    Indeed. I suspect that in some generations we see more such because the need is higher. But the base metal is always there in about equal percentages waiting to be refined into gold.


    This is the Quote of the Day. If you have a quotation you would like to share, our sign-up sheet awaits.

    Also, if you happen to be inclined, there is also the Group Writing Project. This month, the theme is a very powerful one: If I was a —, I would —.

    If you haven’t written much on Ricochet, perhaps it’s time? Both projects often get us away from politics, and many of these wind up on the Main Feed.

    • #3
    • September 12, 2020, at 8:51 AM PDT
    • 3 likes
  4. CACrabtree Coolidge

    Percival (View Comment):

    Seawriter: There are similar questions about those in their twenties and early thirties today, the Millenials. They are dismissed as snowflakes. Or they are seen as the nihilistic activists of Antifa, the sons of the rich and privileged rioting for amusement, who seek to enforce a stodgy puritanical conformity on everyone else. Some, as in the early 1950s, declare the twentysomethings as a lost generation.

    The snowflakes being mocked are a vocal sliver of the whole, amplified by a press corps who impress no one with their perception or analytical prowess.

    The brothers in the frat once got a pet turtle a degree in sociology. We should have gone for journalism. It would have been easier.

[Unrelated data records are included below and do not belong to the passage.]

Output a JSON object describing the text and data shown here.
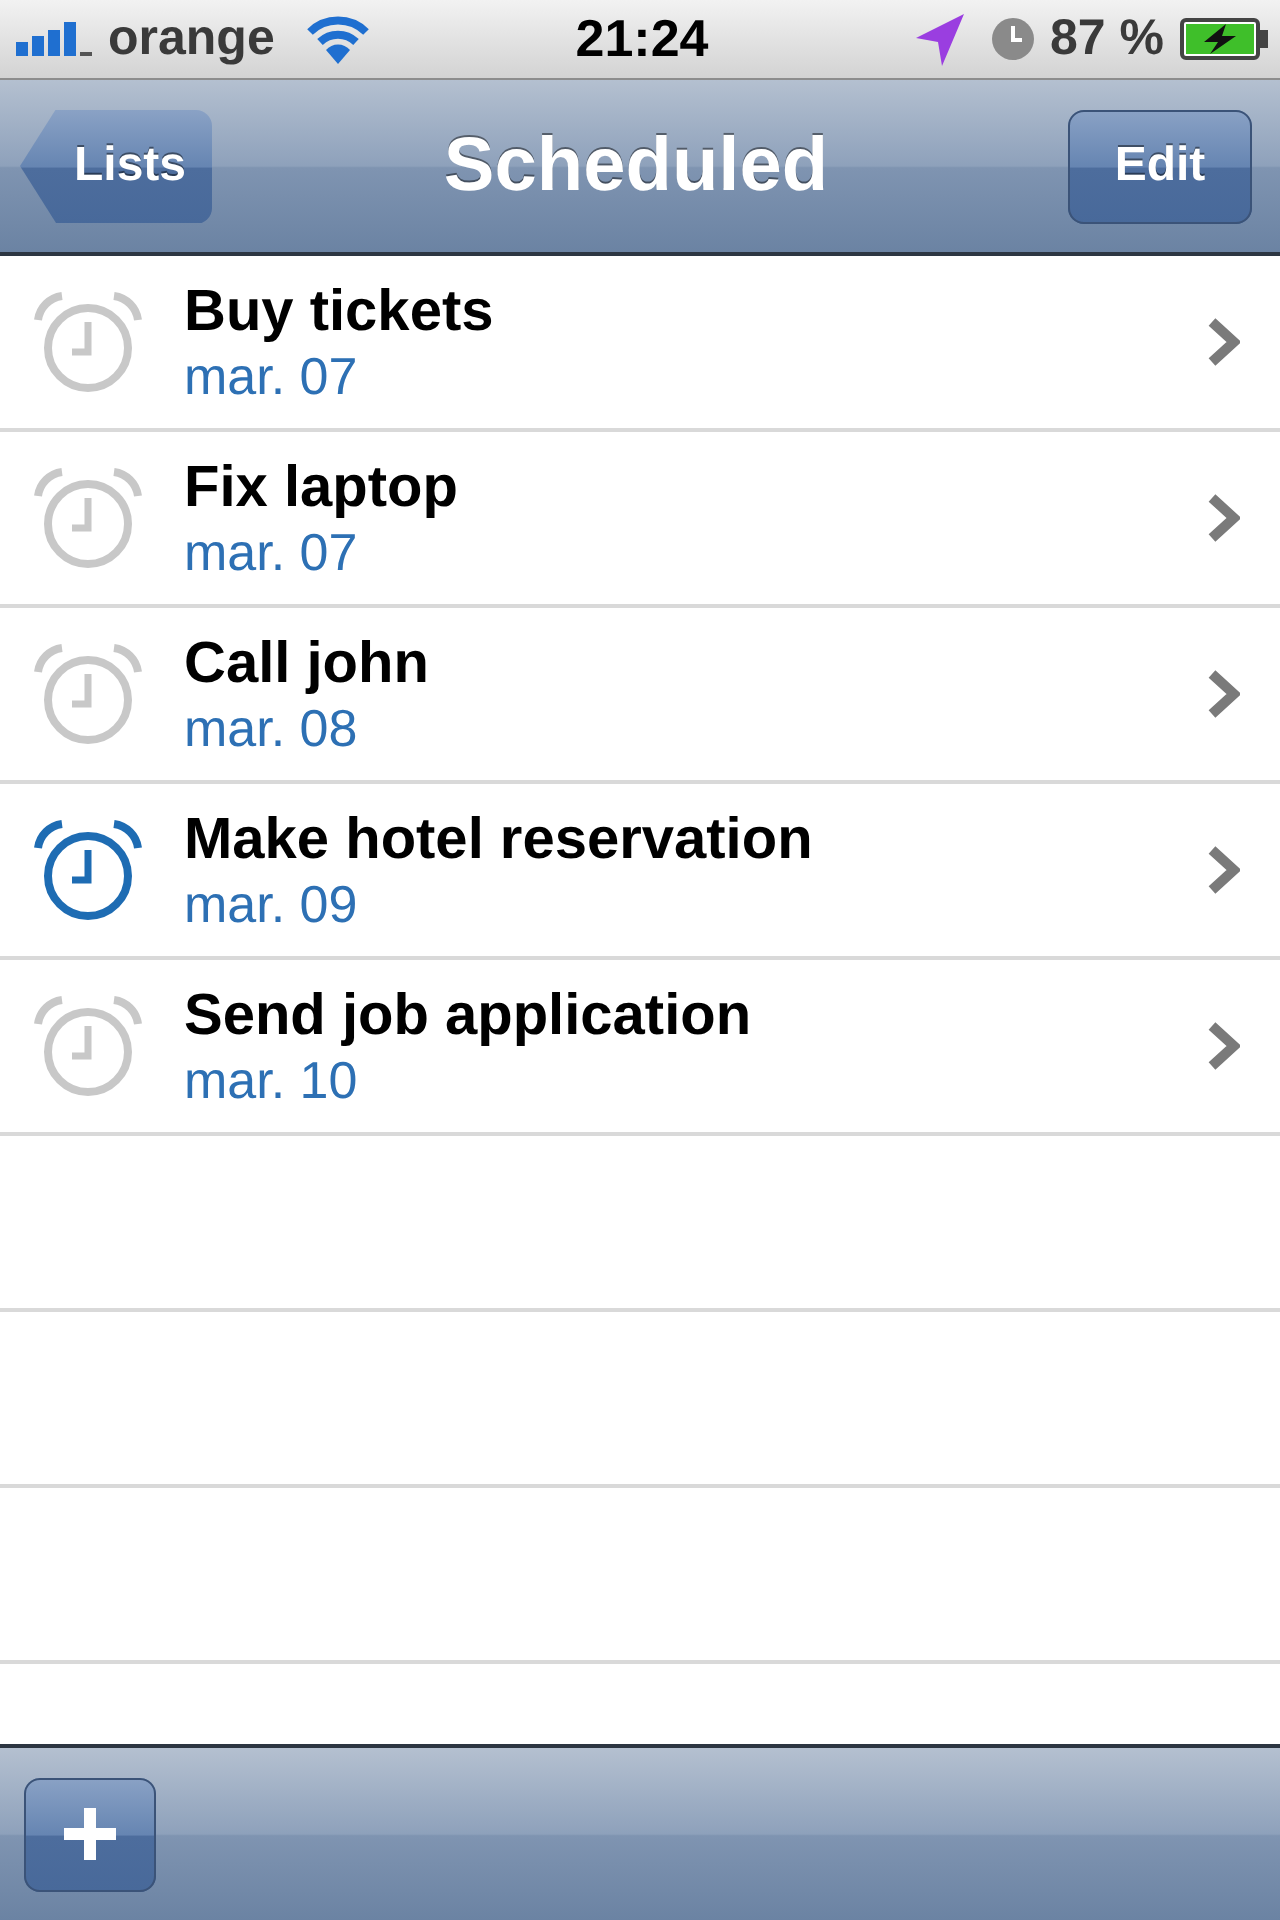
{
  "status_bar": {
    "carrier": "orange",
    "time": "21:24",
    "battery": "87 %"
  },
  "nav_bar": {
    "back_button": "Lists",
    "title": "Scheduled",
    "edit_button": "Edit"
  },
  "tasks": [
    {
      "title": "Buy tickets",
      "date": "mar. 07",
      "alarm_active": false
    },
    {
      "title": "Fix laptop",
      "date": "mar. 07",
      "alarm_active": false
    },
    {
      "title": "Call john",
      "date": "mar. 08",
      "alarm_active": false
    },
    {
      "title": "Make hotel reservation",
      "date": "mar. 09",
      "alarm_active": true
    },
    {
      "title": "Send job application",
      "date": "mar. 10",
      "alarm_active": false
    }
  ]
}
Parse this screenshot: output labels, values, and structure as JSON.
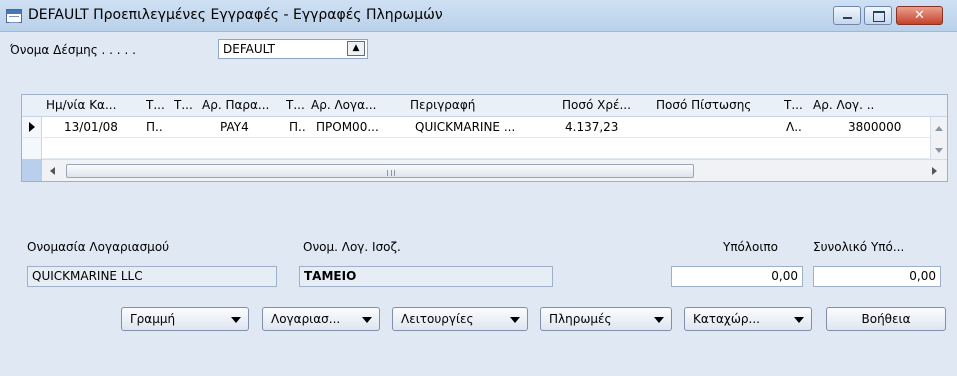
{
  "window": {
    "title": "DEFAULT Προεπιλεγμένες Εγγραφές - Εγγραφές Πληρωμών",
    "icon": "journal-window-icon"
  },
  "batch": {
    "label": "Όνομα Δέσμης . . . . .",
    "value": "DEFAULT"
  },
  "grid": {
    "columns": [
      "Ημ/νία Κα...",
      "Τ...",
      "Τ...",
      "Αρ. Παρα...",
      "Τ...",
      "Αρ. Λογα...",
      "Περιγραφή",
      "Ποσό Χρέ...",
      "Ποσό Πίστωσης",
      "Τ...",
      "Αρ. Λογ. .."
    ],
    "rows": [
      {
        "date": "13/01/08",
        "t1": "Π..",
        "t2": "",
        "doc_no": "PAY4",
        "t3": "Π..",
        "account_no": "ΠΡΟΜ00...",
        "description": "QUICKMARINE ...",
        "debit": "4.137,23",
        "credit": "",
        "t4": "Λ..",
        "bal_account_no": "3800000"
      }
    ]
  },
  "info": {
    "account_name_label": "Ονομασία Λογαριασμού",
    "account_name_value": "QUICKMARINE LLC",
    "bal_account_name_label": "Ονομ. Λογ. Ισοζ.",
    "bal_account_name_value": "ΤΑΜΕΙΟ",
    "balance_label": "Υπόλοιπο",
    "balance_value": "0,00",
    "total_balance_label": "Συνολικό Υπό...",
    "total_balance_value": "0,00"
  },
  "buttons": {
    "line": "Γραμμή",
    "account": "Λογαριασ...",
    "functions": "Λειτουργίες",
    "payments": "Πληρωμές",
    "posting": "Καταχώρ...",
    "help": "Βοήθεια"
  },
  "colors": {
    "background": "#dfe8f3",
    "titlebar": "#b9d1ea",
    "close_button": "#c4432b",
    "selection": "#b8d0ec"
  }
}
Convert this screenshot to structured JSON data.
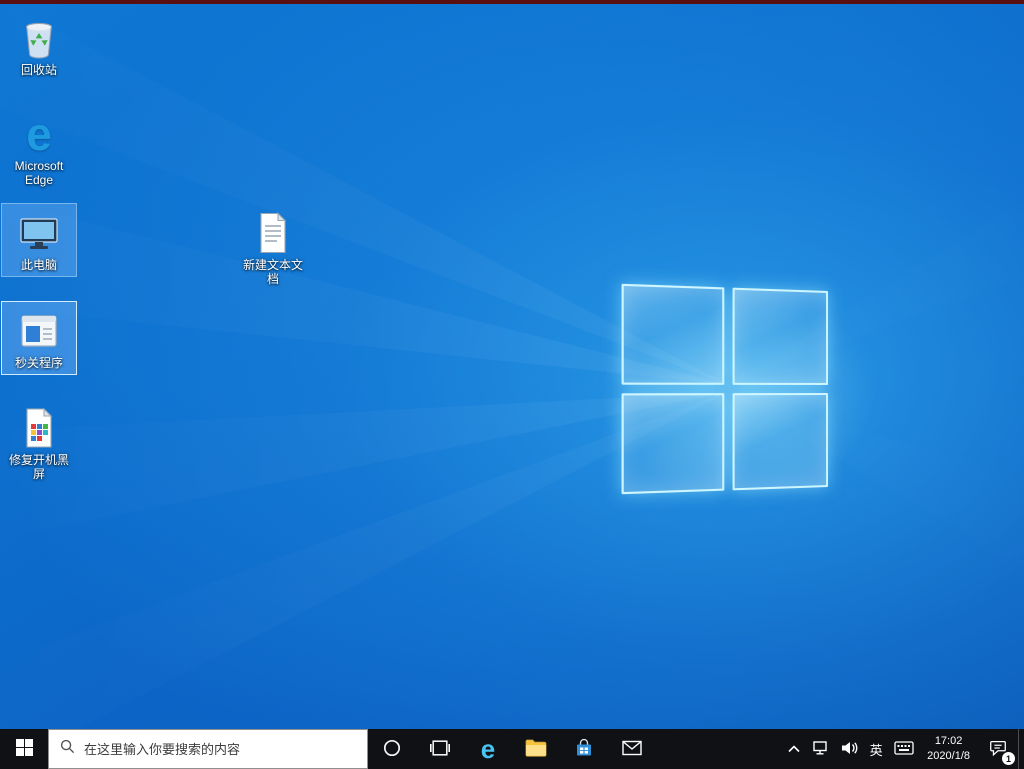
{
  "desktop": {
    "icons": [
      {
        "id": "recycle-bin",
        "label": "回收站"
      },
      {
        "id": "microsoft-edge",
        "label": "Microsoft Edge"
      },
      {
        "id": "this-pc",
        "label": "此电脑",
        "selected": true
      },
      {
        "id": "quick-close-app",
        "label": "秒关程序",
        "selected": true
      },
      {
        "id": "fix-boot-black-screen",
        "label": "修复开机黑屏"
      },
      {
        "id": "new-text-document",
        "label": "新建文本文档"
      }
    ]
  },
  "taskbar": {
    "search": {
      "placeholder": "在这里输入你要搜索的内容"
    },
    "buttons": [
      "start",
      "search",
      "cortana",
      "task-view",
      "edge",
      "file-explorer",
      "store",
      "mail"
    ],
    "tray": {
      "icons": [
        "tray-expand-chevron",
        "network",
        "volume",
        "ime-language",
        "ime-keyboard",
        "clock",
        "action-center",
        "show-desktop"
      ],
      "language_indicator": "英",
      "clock_time": "17:02",
      "clock_date": "2020/1/8",
      "notification_badge": "1"
    }
  },
  "glyphs": {
    "edge": "e"
  },
  "colors": {
    "wallpaper_base": "#0b63c6",
    "wallpaper_glow": "#2fb9f5",
    "taskbar_bg": "#101114",
    "accent_blue": "#0078d7",
    "selection_fill": "rgba(130,190,255,0.35)",
    "top_edge_line": "#5a1010"
  }
}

    Your point on the pilots is spot on. That was outstanding.

    “Duty, Honor, Country”

    “Those three hallowed words reverently dictate what you ought to be, what you can be, what you will be. They are your rallying points: to build courage when courage seems to fail; to regain faith when there seems to be little cause for faith; to create hope when hope becomes forlorn.”

    @seawriter, @percival, @arahant, I hope you are correct. However, I’m not so sure. I do see reasons for hope. I see young men and woman who understand that ours is a country worth defending and that the defense of it does not come cheap. And, as with anyone else who has had the priviledge to serve in the military, I remember young men from every conceivable background (and ethnic group) being encouraged (forcefully, if needed) to sublimate their individuality in favor of whatever was needed to defend this country. Those three words were relentlessly drilled into us along with the simple credo of “I will not let down the guy next to me…I will never be the weak link in my unit.”

    However, Douglas MacArthur also warned,

    The unbelievers will say they are but words, but a slogan, but a flamboyant phrase. Every pedant, every demagogue, every cynic, every hypocrite, every troublemaker, and, I am sorry to say, some others of an entirely different character, will try to downgrade them even to the extent of mockery and ridicule.”

    Today, when I see the amounts of time (and money) being spent on “Critical Race Theory” training then I have to wonder how much “base metal” will be left to be “refined into gold.”

    • #4
    • September 12, 2020, at 1:36 PM PDT
    • 6 likes
    • This comment has been edited.
  5. James Gawron Thatcher
    James GawronJoined in the first year of Ricochet Ricochet Charter Member

    I remember reading this one in high school. It was a very depressing book. It never asked any real political questions about what would happen to the Koreans under Communism. The protagonist is shot down and then killed by Communist troups on the ground. His death is portrayed as completely meaningless.

    This is not a work by Michener that enlightens the reader at all. The message, whatever the intent, comes off as “don’t take any risks”. Not much of a formula for real life much less life in a free society.

    Michener’s worst.

    Regards,

    Jim

    • #5
    • September 13, 2020, at 5:18 AM PDT
    • 2 likes